MIAMI -- A new international system of maritime security will
mitigate the risk of terrorist attacks on cruise ships and ports
when it goes into effect next year, cruise security experts said.
The system applies to the 109 member nations of the
International Maritime Organization (IMO), a United Nations agency,
which approved it in December under the name International Ship and
Port Facility Security (ISPS) Code.
Under the ISPS Code, which takes effect July 1, 2004, ports as
well as passenger and cargo ships engaged in international commerce
must have a designated security officer to assess risks and deter
The ISPS Code also mandates unprecedented security training for
all members of a ship's crew, noted Jack Polderman, senior vice
president of Lloyd's Register Americas.
Security plans for ships must be certified by the government
under whose flag the ship is registered by the issuance of a
The U.S. Coast Guard will issue certificates for ships under
U.S. registry and inspect the certificates of foreign-flag vessels
calling at U.S. ports.
If the Coast Guard believes a certificate was issued improperly,
that ship may be detained or prevented from embarking U.S.
The first Coast Guard regulations governing the ISPS Code are
expected to be issued this June. Inspections will begin in January
on an advisory basis.
The code was discussed during a cruise industry conference
Michael Crye, president of the International Council of Cruise
Lines, noted that the ICCL's 16 member lines, and some major U.S.
seaports, had already adopted some of the key features of the ISPS
Code before 9/11.
Immediately after the terrorist attacks, he said, the ICCL
cruise lines began screening passengers, their luggage and the
perimeters of all terminals. ICCL lines have bolstered their
security further by meeting every 60 days with officials of the
U.S. Coast Guard, Transportation Security Administration,
Immigration Service and the Office of U.S. Naval Intelligence, he
Crye and other officials here said a major benefit of the new
ISPS Code will be to fill gaps in the worldwide security system,
particularly at overseas ports.
Even now, he said, ICCL and other industry organizations are
doing "all we can to enhance the security of ports throughout the
Another benefit expected to result from the new port security
standards is the raising of the level of passenger- and
luggage-inspection equipment in U.S. seaports to the levels already
attained at airports, according to security officials here.
According to Capt. James Watson, commanding officer of the Coast
Guard's Marine Safety Office in Miami, ships flying the flags of
states known to have lax security standards will not be admitted to
U.S. ports, similar to the way airlines with lax safety practices

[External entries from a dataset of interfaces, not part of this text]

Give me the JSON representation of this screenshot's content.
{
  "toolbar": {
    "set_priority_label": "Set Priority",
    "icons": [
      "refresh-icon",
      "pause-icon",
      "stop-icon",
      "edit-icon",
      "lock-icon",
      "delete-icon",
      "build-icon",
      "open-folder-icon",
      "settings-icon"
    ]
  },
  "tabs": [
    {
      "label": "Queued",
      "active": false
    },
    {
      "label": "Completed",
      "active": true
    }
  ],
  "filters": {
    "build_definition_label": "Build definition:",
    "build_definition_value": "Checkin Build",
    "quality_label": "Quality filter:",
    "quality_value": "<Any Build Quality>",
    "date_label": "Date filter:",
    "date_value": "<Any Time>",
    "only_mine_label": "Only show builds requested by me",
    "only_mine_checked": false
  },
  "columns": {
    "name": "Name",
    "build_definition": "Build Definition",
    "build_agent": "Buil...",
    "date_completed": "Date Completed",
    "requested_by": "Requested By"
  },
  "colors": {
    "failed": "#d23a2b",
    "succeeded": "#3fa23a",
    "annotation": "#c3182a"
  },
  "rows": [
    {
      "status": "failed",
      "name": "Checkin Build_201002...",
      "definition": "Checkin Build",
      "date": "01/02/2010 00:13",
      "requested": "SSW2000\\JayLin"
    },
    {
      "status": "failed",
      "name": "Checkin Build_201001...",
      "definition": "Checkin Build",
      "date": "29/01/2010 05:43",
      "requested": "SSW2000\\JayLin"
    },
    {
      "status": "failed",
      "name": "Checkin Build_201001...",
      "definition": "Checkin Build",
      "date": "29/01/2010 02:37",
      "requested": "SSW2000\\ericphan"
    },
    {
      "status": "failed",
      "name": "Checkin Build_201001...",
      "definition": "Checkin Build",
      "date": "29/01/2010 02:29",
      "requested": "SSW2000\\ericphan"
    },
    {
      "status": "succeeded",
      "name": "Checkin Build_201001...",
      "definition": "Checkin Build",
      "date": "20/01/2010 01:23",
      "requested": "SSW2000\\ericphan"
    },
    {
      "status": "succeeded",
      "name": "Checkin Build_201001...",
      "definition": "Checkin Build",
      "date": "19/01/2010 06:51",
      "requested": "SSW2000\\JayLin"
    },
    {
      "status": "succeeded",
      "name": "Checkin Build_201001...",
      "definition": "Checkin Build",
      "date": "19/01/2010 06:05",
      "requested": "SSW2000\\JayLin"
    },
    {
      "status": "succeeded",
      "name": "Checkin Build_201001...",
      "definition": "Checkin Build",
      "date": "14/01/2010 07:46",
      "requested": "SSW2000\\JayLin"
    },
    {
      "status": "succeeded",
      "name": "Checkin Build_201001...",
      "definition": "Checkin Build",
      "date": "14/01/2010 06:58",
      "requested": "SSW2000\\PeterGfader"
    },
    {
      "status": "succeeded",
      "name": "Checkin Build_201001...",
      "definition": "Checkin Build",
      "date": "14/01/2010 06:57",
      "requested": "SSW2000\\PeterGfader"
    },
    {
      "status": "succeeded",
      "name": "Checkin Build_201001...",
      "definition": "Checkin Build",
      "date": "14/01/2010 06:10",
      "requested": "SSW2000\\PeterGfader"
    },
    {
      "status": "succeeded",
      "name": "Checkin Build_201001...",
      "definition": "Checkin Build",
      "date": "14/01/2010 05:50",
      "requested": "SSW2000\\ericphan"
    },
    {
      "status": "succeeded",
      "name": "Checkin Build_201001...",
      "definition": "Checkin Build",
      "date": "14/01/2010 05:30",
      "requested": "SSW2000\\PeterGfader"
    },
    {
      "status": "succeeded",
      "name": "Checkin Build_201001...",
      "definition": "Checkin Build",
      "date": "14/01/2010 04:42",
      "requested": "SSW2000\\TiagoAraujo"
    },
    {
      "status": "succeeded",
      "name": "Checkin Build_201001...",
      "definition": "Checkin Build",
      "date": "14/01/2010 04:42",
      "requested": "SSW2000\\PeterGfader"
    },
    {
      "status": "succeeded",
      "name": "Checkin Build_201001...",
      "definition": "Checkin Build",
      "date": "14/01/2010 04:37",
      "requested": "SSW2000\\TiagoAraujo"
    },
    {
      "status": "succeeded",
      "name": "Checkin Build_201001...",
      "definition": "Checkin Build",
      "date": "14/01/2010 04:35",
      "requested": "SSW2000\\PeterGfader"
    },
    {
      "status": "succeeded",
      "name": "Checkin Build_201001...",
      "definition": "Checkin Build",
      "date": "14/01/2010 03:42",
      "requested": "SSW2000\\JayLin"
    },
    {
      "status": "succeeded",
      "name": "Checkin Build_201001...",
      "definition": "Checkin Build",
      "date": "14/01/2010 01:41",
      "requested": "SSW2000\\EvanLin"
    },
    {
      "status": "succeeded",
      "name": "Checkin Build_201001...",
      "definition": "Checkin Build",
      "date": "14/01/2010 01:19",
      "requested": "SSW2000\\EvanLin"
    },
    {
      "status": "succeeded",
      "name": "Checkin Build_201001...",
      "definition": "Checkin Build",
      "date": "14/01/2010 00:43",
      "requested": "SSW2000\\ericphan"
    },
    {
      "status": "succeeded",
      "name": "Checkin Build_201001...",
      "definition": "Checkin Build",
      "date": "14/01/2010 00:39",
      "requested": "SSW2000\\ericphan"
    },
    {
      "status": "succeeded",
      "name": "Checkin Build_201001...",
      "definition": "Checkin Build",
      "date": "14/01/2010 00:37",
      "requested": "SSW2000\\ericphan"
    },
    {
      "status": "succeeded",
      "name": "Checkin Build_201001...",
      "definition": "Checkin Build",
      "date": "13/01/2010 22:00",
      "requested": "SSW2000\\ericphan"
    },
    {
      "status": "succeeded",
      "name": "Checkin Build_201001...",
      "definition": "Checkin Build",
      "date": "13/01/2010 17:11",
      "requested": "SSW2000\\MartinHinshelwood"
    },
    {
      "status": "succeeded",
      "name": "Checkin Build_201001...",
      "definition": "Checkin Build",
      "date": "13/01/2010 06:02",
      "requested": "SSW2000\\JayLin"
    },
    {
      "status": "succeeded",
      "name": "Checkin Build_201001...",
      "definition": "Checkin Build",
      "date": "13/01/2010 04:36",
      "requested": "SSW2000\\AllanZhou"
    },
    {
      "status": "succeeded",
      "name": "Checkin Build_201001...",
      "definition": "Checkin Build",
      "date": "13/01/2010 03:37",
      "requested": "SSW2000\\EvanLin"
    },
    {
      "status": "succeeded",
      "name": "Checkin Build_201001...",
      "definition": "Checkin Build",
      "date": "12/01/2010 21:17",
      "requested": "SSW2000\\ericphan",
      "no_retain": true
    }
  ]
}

are excluded from landing at U.S. airports.
Another unfinished piece of business in maritime security is the
creation of an international identification card for seafarers. The
IMO is working with the International Labor Organization to devise